Collected data entries:
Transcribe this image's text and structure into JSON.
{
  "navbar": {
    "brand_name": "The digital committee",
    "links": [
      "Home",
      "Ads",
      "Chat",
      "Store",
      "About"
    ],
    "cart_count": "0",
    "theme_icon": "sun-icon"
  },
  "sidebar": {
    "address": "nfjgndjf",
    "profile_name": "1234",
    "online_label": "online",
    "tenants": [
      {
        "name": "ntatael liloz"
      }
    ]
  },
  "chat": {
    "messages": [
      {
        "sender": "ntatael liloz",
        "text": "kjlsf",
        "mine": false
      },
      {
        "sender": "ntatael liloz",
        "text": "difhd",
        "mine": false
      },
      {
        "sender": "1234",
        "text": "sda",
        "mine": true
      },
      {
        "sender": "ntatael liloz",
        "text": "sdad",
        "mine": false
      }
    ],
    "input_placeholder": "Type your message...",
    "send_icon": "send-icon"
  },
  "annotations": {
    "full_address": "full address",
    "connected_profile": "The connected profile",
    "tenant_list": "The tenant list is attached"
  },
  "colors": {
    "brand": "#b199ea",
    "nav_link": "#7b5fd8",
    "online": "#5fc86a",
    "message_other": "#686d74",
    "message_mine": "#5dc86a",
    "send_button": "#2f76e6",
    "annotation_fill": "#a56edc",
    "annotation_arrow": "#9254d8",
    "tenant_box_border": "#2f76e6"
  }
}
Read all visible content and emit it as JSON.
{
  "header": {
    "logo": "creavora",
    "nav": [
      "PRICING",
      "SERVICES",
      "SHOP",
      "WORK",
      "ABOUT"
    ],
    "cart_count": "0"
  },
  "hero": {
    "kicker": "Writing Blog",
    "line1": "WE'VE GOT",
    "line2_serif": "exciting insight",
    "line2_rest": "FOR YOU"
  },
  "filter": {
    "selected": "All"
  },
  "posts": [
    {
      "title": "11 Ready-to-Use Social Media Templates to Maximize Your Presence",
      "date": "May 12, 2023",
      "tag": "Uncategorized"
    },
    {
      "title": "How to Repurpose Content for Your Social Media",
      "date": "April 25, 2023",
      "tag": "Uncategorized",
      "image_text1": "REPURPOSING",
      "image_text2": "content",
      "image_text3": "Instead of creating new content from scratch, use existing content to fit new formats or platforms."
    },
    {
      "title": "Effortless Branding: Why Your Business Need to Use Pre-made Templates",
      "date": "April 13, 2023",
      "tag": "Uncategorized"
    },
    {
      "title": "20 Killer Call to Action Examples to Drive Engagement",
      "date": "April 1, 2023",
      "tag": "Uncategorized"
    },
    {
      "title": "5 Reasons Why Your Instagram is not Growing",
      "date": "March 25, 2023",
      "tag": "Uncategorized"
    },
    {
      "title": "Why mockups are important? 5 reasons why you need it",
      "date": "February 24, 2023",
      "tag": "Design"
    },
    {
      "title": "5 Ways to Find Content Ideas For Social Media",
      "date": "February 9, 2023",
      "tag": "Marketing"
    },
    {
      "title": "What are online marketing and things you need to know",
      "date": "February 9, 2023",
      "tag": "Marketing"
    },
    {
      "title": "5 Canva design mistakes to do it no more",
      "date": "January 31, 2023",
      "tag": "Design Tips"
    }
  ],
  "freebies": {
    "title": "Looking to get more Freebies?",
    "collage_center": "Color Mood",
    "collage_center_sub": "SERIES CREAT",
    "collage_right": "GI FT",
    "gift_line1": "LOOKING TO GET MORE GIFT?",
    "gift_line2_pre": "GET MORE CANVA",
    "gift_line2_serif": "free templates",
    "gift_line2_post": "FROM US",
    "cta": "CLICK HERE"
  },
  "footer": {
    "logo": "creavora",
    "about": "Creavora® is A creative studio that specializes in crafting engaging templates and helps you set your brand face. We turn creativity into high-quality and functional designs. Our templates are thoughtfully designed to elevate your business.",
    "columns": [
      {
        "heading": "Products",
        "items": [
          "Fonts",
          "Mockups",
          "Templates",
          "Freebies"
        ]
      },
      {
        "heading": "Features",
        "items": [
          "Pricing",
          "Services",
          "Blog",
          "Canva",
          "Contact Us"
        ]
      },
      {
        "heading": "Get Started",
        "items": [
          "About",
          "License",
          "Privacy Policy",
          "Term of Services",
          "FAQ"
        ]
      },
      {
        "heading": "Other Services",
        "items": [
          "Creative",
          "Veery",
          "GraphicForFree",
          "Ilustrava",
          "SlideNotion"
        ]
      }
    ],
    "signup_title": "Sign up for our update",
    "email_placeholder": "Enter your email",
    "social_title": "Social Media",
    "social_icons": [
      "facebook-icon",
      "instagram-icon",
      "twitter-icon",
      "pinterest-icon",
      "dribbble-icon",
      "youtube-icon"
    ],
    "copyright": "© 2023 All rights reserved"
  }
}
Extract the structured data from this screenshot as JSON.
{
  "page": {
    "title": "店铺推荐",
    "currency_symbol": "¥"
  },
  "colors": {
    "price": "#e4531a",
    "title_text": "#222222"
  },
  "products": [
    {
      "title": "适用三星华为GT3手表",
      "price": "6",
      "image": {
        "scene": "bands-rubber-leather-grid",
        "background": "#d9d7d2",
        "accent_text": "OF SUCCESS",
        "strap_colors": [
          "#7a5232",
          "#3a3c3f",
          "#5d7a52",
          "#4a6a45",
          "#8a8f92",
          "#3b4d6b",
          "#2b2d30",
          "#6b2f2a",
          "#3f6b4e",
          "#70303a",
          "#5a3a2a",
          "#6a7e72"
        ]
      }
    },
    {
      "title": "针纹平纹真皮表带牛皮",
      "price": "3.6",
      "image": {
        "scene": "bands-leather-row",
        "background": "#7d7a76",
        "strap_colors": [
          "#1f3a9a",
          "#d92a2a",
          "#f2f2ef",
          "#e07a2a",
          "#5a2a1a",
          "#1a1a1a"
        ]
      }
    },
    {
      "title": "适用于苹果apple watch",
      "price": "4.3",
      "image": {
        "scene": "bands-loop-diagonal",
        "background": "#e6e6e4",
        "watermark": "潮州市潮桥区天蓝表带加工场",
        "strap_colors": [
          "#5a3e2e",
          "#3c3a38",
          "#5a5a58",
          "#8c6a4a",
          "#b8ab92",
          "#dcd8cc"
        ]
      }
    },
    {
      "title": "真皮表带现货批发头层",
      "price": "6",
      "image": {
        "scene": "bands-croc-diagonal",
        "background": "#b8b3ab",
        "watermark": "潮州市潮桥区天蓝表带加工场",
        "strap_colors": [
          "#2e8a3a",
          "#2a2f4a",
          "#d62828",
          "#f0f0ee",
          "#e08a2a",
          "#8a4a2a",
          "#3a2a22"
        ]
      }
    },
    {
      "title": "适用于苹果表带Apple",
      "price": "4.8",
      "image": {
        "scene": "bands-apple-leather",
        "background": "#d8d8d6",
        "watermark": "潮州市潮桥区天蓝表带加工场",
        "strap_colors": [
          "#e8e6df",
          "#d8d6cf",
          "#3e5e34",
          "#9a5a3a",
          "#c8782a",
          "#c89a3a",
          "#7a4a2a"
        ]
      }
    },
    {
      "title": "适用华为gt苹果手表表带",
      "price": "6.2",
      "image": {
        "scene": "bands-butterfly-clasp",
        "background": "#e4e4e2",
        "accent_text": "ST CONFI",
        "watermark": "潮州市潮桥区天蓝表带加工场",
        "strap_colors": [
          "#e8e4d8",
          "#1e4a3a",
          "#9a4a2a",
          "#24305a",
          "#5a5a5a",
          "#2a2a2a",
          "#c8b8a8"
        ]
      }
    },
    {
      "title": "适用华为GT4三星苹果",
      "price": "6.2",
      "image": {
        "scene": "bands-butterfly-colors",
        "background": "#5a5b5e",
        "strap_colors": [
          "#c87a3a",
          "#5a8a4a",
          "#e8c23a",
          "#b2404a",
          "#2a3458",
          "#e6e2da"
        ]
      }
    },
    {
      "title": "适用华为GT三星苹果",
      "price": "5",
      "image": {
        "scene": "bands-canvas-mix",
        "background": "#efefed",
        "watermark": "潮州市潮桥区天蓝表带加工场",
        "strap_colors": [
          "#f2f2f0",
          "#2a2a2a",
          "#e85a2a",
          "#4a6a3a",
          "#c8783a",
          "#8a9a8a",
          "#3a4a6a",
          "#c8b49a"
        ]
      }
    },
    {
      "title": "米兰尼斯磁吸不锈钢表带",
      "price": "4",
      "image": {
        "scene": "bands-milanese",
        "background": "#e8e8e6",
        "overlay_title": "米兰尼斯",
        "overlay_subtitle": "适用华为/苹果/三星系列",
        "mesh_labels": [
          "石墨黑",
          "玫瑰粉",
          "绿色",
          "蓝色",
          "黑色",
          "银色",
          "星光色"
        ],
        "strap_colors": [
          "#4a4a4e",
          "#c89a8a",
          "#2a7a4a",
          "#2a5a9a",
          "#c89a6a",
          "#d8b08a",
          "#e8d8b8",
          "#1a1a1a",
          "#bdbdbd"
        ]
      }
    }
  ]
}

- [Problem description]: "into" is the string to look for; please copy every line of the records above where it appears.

- [Response to this task]:
Transcribe this image's text and structure into JSON.
    "about": "Creavora® is A creative studio that specializes in crafting engaging templates and helps you set your brand face. We turn creativity into high-quality and functional designs. Our templates are thoughtfully designed to elevate your business.",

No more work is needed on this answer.